Marcy believed that a solid marriage needed commitment and faith in God. It was her heart’s desire to have such a marriage. She recently developed mistrust toward the opposite sex from traumatic revelations of adultery and unfaithfulness before returning to Boston. She thinks she knows Sam and has hope that he will be the love of her life, even though she is aware of his oat sowing. She feels her prayers can change him. Marcy is an only child and looks to the O’Rourke’s as being the ideal family and wants desperately to be a part of them. She considers Patrick a devious rogue and rover, causing her mixed emotions as she gets to know him. What Marcy eventually comes to learn of her parents and family surprises her.
Patrick has been disliked and misunderstood by his father all his life. His father, a hypocrite controls his family through physical, emotional, and verbal abuse. Despite his upbringing, Patrick is a young man with refined values that are not fully developed yet, until he sees Marcy again for the first time after five years. He questions himself and begins to seek the real meaning of his life with the desire to be better.

The scene with Sam and Patrick hiding in a confessional at St Mary’s drinking the sacristy wine from the bottle and smoking shows the audaciousness of youth in a humorous and predictable way. Of course, they get caught! Father Fitzgibbons is not shocked and handles the situation thoughtfully while assigning a consequence to the boys that leads into the gist of the story and from thereon we are hooked.
Julie Lessman’s writing is always a great mix of high emotion, clashes of right and wrong, forgiveness, past and present hurts, secrets, guilt, shame, fun, humor, family stresses, life decisions, love and lust – the good, the bad and the ugly, dishonesty, thievery, hypocrisy, dreams and always God’s love and the human struggle to entrust their hearts Him. Her script is divinely developed around the evidence that she has researched the time period extensively as to history, fashions in style, education, religion, morals, courting, and human behavior which is primarily the same from generation to generation. She writes such beautiful and easily comprehended word pictures that are vivid to the imagination throughout her story. Ms. Lessman has no qualms at expressing belief in the plans that God has for each individual.

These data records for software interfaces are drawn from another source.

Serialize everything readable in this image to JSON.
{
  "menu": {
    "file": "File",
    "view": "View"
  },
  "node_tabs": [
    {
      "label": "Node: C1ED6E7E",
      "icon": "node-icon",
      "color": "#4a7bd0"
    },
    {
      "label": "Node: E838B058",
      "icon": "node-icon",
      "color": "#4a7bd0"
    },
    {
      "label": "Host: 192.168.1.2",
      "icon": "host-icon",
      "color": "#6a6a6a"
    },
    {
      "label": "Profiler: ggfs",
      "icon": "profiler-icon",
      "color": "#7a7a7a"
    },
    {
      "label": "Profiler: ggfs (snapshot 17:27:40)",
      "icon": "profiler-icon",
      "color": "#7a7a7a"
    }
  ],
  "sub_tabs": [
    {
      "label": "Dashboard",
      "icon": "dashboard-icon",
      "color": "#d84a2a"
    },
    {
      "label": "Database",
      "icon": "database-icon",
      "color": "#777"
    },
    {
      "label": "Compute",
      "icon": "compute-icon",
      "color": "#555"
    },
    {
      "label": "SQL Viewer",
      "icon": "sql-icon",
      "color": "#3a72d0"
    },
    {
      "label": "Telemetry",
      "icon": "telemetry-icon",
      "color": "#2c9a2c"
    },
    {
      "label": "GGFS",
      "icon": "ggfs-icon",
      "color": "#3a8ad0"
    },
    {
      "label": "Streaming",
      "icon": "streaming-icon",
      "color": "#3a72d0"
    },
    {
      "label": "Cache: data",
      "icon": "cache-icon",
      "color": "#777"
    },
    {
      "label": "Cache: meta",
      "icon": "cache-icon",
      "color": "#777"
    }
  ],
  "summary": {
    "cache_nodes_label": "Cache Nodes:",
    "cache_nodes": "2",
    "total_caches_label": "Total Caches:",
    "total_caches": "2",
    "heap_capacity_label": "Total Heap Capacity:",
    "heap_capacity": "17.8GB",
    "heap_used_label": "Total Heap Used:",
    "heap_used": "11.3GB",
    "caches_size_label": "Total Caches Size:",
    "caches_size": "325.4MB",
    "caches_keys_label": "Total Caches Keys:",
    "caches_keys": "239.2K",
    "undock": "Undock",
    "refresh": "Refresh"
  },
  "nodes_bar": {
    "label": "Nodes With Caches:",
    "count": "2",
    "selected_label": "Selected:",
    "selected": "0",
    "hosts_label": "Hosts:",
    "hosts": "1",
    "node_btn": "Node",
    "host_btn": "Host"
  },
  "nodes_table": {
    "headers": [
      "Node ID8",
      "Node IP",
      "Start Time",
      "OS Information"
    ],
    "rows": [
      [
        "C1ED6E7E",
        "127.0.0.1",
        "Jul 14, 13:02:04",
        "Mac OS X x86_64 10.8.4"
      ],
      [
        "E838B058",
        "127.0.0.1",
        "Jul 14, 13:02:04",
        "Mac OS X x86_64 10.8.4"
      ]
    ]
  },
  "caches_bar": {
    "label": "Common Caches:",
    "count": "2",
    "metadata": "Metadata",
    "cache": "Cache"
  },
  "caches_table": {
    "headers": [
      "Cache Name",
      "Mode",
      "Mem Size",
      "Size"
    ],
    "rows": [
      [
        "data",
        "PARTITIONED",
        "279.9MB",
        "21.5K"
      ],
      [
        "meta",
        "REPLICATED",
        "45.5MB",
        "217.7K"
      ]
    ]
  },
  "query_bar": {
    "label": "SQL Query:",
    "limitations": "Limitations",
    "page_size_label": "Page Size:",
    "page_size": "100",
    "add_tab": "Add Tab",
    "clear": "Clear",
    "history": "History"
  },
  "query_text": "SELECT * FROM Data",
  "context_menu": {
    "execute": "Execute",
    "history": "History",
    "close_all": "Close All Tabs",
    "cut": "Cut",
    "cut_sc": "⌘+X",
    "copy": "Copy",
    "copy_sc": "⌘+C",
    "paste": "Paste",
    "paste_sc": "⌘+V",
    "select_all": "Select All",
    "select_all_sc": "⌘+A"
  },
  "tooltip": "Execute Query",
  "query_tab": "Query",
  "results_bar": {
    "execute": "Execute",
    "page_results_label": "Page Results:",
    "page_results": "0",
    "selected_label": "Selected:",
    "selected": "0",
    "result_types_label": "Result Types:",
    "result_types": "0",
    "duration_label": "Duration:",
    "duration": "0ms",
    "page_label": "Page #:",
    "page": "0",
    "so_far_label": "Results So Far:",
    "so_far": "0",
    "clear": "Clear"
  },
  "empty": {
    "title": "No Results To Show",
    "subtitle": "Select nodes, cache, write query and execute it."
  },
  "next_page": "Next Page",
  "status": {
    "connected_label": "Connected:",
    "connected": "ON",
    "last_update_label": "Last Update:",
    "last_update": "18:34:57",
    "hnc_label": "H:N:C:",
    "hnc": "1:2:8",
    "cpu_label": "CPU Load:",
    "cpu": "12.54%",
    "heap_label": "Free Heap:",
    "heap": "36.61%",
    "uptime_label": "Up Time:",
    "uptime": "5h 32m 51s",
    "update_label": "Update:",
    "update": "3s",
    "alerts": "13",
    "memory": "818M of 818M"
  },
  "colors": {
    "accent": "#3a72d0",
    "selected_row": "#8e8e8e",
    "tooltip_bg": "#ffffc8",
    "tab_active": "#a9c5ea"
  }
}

The characters are all mostly lovable, with a couple of deterrents there, yet each one is unique and vital to the story. You will meet the children that perform in the play and learn their life struggles. Julie Lessman has no lack of imagination in creating the right character(s) for every situation. The surprising compassion and involvement of one character in the youngster’s lives is heartwarming and tender. It brings a bit of a tear to the eye.Here is where I will leave my review of Julie Lessman’s book. As always, after I have finished reading a Julie Lessman novel, I discover I have learned much from her words in relation to my own life. Some of my personal damaged emotions begin to heal and my faith in God has rooted deeper. Recently I told Julie “Your talent overwhelms me….how do you do that?” She answered, “LOL ... my so-called "talent" overwhelms me too, and I have NO earthly idea how I do it except by the grace of God - just like you!! :)” There, by the grace of God, we write.


Lots of Hugs,